Dr. Clark has served as the research mentor for all levels of learners from undergraduates to masters and PhD students in public health, where she has served as primary advisor and thesis committee member. She has worked closely with postdoctoral fellows in general internal medicine and in gastroenterology and as primary mentor for junior faculty on Career Development Awards. She was proud to direct the General Internal Medicine Clinical Research Fellowship from 2006 through 2011, where she had the opportunity to guide the training of the next generation of academic general internists and maintain it as one of the premier programs for developing leaders in academic medicine and public health. In recognition of her talents as a mentor, she won the Johns Hopkins Department of Medicine David M. Levine Excellence in Mentoring Award in 2009.

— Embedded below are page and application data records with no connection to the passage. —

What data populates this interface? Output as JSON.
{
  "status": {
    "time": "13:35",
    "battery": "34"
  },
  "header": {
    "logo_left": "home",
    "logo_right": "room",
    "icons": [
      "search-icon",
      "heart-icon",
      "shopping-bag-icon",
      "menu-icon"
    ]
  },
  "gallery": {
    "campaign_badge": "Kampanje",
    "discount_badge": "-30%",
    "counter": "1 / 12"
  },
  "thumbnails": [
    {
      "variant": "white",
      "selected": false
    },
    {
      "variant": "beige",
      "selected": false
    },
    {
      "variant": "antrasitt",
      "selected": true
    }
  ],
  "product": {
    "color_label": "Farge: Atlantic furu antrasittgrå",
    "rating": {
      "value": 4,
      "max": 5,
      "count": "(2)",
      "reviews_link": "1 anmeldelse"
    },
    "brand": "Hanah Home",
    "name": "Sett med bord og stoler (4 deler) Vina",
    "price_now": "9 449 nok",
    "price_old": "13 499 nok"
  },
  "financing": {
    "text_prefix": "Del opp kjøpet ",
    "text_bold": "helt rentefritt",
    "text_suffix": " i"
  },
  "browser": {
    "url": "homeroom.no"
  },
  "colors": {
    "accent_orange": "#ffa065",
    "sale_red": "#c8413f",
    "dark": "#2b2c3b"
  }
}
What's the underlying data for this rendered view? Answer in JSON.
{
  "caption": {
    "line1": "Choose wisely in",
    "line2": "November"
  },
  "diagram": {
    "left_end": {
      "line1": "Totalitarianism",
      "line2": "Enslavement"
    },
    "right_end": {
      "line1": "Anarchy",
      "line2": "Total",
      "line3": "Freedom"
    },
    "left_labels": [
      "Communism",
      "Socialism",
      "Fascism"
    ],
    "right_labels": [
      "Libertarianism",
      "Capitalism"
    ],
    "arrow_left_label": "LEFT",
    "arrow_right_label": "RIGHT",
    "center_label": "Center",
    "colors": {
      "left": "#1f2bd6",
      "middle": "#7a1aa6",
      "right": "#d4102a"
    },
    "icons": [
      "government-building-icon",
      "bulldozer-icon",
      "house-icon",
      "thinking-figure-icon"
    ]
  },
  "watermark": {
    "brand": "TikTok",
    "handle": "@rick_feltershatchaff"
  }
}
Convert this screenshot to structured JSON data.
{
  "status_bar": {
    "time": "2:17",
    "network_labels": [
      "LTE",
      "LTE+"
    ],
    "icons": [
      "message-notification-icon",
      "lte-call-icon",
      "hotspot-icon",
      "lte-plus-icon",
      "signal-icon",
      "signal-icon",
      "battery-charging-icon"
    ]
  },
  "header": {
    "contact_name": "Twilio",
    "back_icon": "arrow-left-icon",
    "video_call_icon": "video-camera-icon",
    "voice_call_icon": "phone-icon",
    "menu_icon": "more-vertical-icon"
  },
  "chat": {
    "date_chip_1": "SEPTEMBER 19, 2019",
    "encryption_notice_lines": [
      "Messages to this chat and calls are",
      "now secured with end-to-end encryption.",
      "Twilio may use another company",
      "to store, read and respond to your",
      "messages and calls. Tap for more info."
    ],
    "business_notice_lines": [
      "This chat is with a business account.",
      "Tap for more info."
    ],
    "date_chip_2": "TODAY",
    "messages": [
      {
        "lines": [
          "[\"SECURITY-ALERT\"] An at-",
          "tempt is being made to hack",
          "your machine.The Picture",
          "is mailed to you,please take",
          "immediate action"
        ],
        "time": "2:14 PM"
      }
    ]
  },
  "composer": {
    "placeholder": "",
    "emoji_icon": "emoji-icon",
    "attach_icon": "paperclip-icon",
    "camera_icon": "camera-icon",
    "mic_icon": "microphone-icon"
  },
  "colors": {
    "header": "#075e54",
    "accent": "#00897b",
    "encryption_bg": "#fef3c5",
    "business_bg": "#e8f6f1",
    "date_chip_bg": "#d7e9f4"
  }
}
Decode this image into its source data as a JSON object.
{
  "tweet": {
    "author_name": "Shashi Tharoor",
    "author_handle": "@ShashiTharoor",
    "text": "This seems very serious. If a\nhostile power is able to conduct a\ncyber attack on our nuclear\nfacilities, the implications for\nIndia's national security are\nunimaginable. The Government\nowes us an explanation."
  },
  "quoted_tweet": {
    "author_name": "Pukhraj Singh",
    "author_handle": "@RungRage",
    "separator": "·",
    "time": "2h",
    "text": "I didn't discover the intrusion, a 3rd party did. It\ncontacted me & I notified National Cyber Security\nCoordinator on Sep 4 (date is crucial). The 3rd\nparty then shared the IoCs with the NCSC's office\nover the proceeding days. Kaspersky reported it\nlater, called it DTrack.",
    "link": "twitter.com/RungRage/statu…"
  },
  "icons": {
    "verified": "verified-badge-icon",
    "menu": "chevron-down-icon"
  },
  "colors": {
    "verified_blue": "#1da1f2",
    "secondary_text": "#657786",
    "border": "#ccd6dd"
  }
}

A passionate advocate for the advancement of women in medicine, Dr. Clark has been an active member of the Department of Medicine’s Task Force on Women’s Academic Careers in Medicine since she was a fellow. She is honored to have served as chair of the task force since 2008 and to lead a number of new initiatives aimed at addressing inequities in salary, leadership positions, and recognition and improving opportunities for work-life balance. In honor of this work, she is privileged to be a 2012 recipient of the School of Medicine’s Vice Dean’s Award for the Advancement of Women.